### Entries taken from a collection
• • •

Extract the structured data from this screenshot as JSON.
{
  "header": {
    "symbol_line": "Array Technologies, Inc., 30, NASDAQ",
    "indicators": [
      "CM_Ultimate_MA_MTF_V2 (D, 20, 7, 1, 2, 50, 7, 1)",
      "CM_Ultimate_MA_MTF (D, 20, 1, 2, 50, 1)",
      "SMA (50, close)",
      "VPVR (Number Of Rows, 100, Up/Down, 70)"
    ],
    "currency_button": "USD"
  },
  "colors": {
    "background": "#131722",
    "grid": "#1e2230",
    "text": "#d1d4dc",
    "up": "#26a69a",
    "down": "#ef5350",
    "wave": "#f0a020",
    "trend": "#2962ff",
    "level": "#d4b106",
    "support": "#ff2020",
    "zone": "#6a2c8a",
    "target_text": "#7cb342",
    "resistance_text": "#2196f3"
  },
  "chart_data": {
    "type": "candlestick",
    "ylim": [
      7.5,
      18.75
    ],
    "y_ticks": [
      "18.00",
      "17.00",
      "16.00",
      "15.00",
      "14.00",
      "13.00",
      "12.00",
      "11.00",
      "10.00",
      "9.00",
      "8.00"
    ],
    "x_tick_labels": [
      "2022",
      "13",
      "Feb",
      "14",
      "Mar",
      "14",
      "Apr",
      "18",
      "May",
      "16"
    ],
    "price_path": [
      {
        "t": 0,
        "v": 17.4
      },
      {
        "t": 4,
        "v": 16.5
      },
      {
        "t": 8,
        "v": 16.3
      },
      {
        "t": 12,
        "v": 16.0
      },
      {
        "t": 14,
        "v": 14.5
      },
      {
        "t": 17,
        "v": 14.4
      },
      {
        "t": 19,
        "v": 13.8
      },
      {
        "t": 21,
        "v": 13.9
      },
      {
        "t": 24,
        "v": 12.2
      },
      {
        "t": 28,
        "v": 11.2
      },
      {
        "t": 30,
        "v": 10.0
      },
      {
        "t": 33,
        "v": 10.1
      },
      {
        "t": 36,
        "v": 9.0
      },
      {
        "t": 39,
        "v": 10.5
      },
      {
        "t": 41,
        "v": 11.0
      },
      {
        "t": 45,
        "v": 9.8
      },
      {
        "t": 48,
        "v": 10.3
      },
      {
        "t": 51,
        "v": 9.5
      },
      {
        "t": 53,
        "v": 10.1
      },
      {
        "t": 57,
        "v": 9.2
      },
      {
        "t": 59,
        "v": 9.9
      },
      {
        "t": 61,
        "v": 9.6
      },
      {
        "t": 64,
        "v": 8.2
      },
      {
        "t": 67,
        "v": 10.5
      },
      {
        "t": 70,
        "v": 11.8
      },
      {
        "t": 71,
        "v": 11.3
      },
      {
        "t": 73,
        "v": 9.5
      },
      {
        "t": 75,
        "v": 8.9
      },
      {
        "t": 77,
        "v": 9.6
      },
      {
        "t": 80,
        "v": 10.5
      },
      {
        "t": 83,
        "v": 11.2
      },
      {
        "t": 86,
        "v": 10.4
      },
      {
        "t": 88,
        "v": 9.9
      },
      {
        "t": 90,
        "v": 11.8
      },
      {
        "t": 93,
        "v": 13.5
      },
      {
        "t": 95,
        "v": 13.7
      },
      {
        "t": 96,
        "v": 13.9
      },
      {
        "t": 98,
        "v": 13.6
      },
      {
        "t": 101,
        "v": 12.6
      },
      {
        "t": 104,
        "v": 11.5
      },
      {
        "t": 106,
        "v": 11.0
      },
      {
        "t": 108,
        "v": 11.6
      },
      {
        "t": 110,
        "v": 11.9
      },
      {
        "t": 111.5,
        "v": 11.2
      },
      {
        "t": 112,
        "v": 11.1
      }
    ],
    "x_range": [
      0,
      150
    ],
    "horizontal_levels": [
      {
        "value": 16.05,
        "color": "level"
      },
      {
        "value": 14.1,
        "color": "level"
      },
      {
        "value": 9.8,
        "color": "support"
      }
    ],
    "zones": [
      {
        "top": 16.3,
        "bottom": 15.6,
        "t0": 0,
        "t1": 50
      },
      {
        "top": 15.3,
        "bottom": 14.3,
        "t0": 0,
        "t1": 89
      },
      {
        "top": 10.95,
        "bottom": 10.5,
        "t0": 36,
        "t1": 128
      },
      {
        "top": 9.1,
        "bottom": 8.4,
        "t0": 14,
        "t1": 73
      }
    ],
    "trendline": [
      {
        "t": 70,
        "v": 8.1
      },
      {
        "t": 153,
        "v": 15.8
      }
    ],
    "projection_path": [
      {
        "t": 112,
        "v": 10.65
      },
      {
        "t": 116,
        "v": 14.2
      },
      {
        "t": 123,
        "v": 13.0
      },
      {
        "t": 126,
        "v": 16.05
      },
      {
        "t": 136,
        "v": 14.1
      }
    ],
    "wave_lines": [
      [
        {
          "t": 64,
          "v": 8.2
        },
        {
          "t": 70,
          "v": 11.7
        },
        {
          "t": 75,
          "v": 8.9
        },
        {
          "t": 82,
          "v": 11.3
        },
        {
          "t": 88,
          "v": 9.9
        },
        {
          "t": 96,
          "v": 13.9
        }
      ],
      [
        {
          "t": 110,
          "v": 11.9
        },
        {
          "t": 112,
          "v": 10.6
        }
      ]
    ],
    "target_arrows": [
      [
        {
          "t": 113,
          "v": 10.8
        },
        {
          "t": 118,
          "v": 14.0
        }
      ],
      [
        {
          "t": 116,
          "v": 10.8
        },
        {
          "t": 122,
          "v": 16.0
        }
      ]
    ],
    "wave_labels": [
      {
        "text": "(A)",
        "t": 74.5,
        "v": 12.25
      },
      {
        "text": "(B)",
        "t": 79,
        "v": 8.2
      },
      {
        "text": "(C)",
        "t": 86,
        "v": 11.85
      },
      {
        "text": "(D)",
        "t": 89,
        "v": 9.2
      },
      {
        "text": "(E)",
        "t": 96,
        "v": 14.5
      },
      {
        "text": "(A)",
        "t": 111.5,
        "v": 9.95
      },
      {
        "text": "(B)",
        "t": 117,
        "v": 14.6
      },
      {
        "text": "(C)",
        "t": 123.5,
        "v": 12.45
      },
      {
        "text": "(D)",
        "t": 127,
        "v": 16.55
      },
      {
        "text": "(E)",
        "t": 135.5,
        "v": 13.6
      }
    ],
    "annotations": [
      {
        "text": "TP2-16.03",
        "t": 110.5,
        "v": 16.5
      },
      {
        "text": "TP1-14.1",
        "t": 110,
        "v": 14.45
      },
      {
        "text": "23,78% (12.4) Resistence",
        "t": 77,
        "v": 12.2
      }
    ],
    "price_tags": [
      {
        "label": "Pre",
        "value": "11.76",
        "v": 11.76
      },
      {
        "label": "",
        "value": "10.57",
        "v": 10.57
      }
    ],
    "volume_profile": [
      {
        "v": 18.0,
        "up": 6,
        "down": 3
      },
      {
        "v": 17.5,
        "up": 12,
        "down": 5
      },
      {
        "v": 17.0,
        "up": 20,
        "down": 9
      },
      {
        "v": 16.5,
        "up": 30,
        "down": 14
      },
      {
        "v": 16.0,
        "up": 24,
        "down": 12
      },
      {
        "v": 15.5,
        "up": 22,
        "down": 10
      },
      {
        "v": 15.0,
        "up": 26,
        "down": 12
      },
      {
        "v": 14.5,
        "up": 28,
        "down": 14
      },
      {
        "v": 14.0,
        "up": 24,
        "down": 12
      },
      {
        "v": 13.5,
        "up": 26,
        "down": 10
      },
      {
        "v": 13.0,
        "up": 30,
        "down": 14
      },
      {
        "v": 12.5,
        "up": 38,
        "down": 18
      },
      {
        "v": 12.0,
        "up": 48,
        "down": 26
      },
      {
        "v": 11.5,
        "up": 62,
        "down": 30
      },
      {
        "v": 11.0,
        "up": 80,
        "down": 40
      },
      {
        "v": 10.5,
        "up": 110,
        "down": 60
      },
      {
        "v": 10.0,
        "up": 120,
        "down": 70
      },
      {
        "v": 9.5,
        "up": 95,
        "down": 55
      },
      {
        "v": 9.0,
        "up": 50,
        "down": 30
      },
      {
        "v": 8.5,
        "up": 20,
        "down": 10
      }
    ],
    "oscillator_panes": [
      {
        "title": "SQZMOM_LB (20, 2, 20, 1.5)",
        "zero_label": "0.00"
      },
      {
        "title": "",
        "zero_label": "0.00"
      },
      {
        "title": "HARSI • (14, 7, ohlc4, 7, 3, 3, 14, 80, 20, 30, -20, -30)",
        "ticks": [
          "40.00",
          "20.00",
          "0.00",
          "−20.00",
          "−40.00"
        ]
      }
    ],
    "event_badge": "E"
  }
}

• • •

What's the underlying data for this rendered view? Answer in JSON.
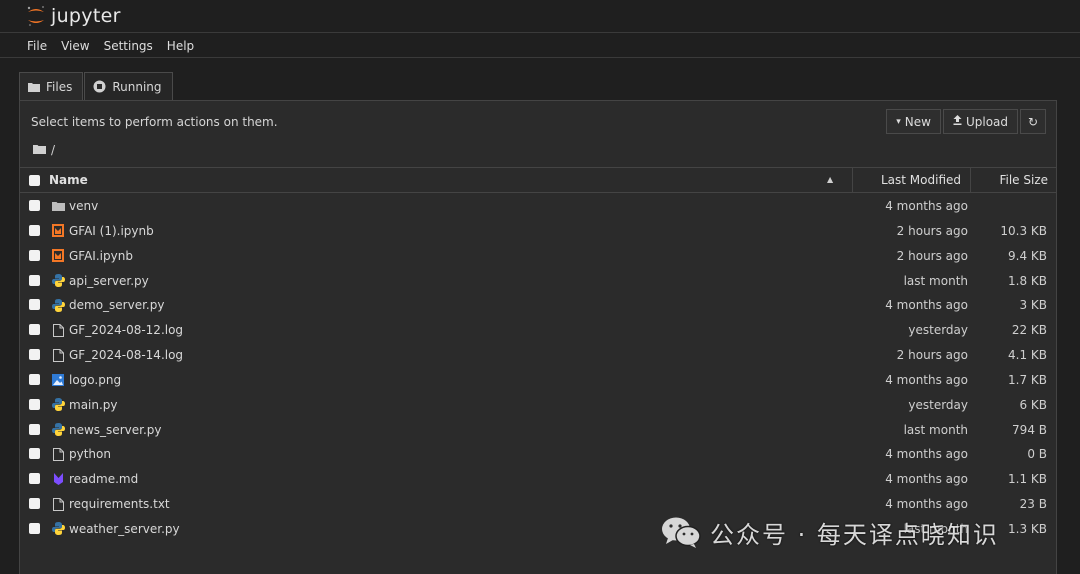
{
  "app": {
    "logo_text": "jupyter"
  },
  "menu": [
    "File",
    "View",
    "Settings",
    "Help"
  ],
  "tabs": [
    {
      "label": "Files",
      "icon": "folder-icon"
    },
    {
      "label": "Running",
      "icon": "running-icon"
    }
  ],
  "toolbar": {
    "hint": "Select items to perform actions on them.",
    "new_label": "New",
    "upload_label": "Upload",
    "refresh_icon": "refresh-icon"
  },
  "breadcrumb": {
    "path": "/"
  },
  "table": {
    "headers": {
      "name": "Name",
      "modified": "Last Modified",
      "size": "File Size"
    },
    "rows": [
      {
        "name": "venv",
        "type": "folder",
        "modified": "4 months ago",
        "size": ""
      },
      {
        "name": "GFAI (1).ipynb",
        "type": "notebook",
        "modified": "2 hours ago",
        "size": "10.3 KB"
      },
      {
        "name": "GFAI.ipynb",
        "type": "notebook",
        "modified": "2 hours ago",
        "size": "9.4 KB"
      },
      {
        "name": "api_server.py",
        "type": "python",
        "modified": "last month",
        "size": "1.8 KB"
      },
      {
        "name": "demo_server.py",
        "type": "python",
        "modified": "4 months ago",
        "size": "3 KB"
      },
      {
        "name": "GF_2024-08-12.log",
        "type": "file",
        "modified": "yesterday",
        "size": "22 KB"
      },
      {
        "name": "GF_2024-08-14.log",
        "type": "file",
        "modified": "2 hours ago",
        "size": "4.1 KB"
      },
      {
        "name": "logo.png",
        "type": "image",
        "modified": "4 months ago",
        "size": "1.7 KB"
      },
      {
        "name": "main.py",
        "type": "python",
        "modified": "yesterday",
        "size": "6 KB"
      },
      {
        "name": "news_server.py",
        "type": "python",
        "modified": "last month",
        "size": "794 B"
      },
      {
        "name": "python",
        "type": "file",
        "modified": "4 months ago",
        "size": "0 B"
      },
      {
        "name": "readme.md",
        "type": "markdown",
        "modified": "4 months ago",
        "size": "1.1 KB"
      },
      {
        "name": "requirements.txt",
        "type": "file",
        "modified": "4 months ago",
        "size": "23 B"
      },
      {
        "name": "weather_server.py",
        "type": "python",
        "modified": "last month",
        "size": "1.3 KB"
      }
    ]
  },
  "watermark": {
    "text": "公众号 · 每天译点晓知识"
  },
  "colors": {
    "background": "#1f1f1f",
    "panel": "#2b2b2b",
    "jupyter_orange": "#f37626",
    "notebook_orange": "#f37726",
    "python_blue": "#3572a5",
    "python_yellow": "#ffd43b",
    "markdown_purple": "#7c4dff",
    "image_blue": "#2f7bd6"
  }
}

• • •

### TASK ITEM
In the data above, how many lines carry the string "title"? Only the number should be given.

### YOUR RESPONSE
3